Source records
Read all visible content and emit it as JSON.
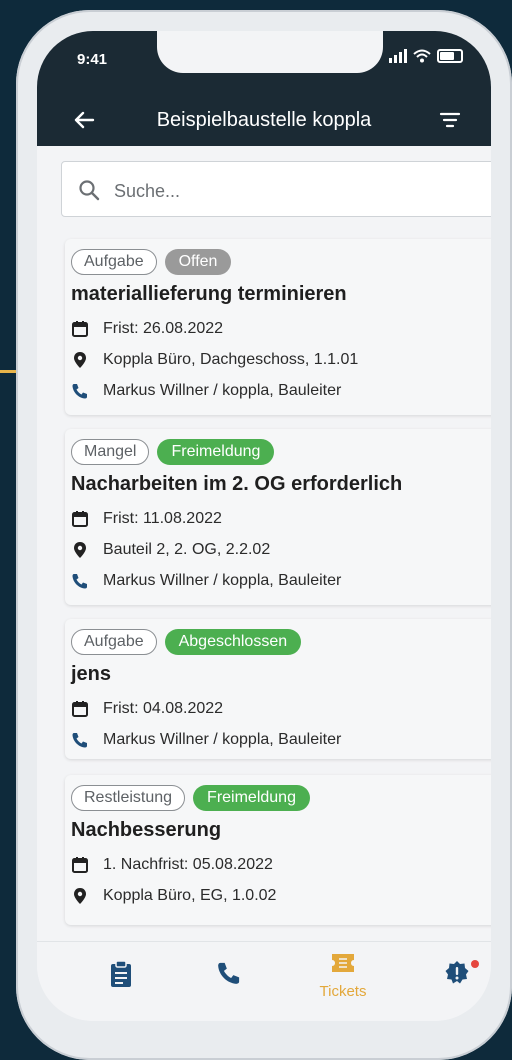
{
  "status": {
    "time": "9:41"
  },
  "header": {
    "title": "Beispielbaustelle koppla"
  },
  "search": {
    "placeholder": "Suche..."
  },
  "tickets": [
    {
      "type": "Aufgabe",
      "status": "Offen",
      "status_color": "#9a9a9a",
      "title": "materiallieferung terminieren",
      "deadline": "Frist: 26.08.2022",
      "location": "Koppla Büro, Dachgeschoss, 1.1.01",
      "contact": "Markus Willner / koppla, Bauleiter"
    },
    {
      "type": "Mangel",
      "status": "Freimeldung",
      "status_color": "#4caf50",
      "title": "Nacharbeiten im 2. OG erforderlich",
      "deadline": "Frist: 11.08.2022",
      "location": "Bauteil 2, 2. OG, 2.2.02",
      "contact": "Markus Willner / koppla, Bauleiter"
    },
    {
      "type": "Aufgabe",
      "status": "Abgeschlossen",
      "status_color": "#4caf50",
      "title": "jens",
      "deadline": "Frist: 04.08.2022",
      "contact": "Markus Willner / koppla, Bauleiter"
    },
    {
      "type": "Restleistung",
      "status": "Freimeldung",
      "status_color": "#4caf50",
      "title": "Nachbesserung",
      "deadline": "1. Nachfrist: 05.08.2022",
      "location": "Koppla Büro, EG, 1.0.02"
    }
  ],
  "bottom_nav": {
    "items": [
      {
        "icon": "clipboard-icon"
      },
      {
        "icon": "phone-icon"
      },
      {
        "icon": "ticket-icon",
        "label": "Tickets",
        "active": true
      },
      {
        "icon": "alert-badge-icon",
        "has_notification": true
      }
    ]
  },
  "colors": {
    "appbar": "#1b2a34",
    "accent": "#e3a83b",
    "nav_icon": "#1f4e79",
    "status_green": "#4caf50",
    "status_grey": "#9a9a9a"
  }
}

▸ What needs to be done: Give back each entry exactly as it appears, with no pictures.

▸ Your response:
Read all visible content and emit it as JSON.
{
  "status": {
    "time": "9:41"
  },
  "header": {
    "title": "Beispielbaustelle koppla"
  },
  "search": {
    "placeholder": "Suche..."
  },
  "tickets": [
    {
      "type": "Aufgabe",
      "status": "Offen",
      "status_color": "#9a9a9a",
      "title": "materiallieferung terminieren",
      "deadline": "Frist: 26.08.2022",
      "location": "Koppla Büro, Dachgeschoss, 1.1.01",
      "contact": "Markus Willner / koppla, Bauleiter"
    },
    {
      "type": "Mangel",
      "status": "Freimeldung",
      "status_color": "#4caf50",
      "title": "Nacharbeiten im 2. OG erforderlich",
      "deadline": "Frist: 11.08.2022",
      "location": "Bauteil 2, 2. OG, 2.2.02",
      "contact": "Markus Willner / koppla, Bauleiter"
    },
    {
      "type": "Aufgabe",
      "status": "Abgeschlossen",
      "status_color": "#4caf50",
      "title": "jens",
      "deadline": "Frist: 04.08.2022",
      "contact": "Markus Willner / koppla, Bauleiter"
    },
    {
      "type": "Restleistung",
      "status": "Freimeldung",
      "status_color": "#4caf50",
      "title": "Nachbesserung",
      "deadline": "1. Nachfrist: 05.08.2022",
      "location": "Koppla Büro, EG, 1.0.02"
    }
  ],
  "bottom_nav": {
    "items": [
      {
        "icon": "clipboard-icon"
      },
      {
        "icon": "phone-icon"
      },
      {
        "icon": "ticket-icon",
        "label": "Tickets",
        "active": true
      },
      {
        "icon": "alert-badge-icon",
        "has_notification": true
      }
    ]
  },
  "colors": {
    "appbar": "#1b2a34",
    "accent": "#e3a83b",
    "nav_icon": "#1f4e79",
    "status_green": "#4caf50",
    "status_grey": "#9a9a9a"
  }
}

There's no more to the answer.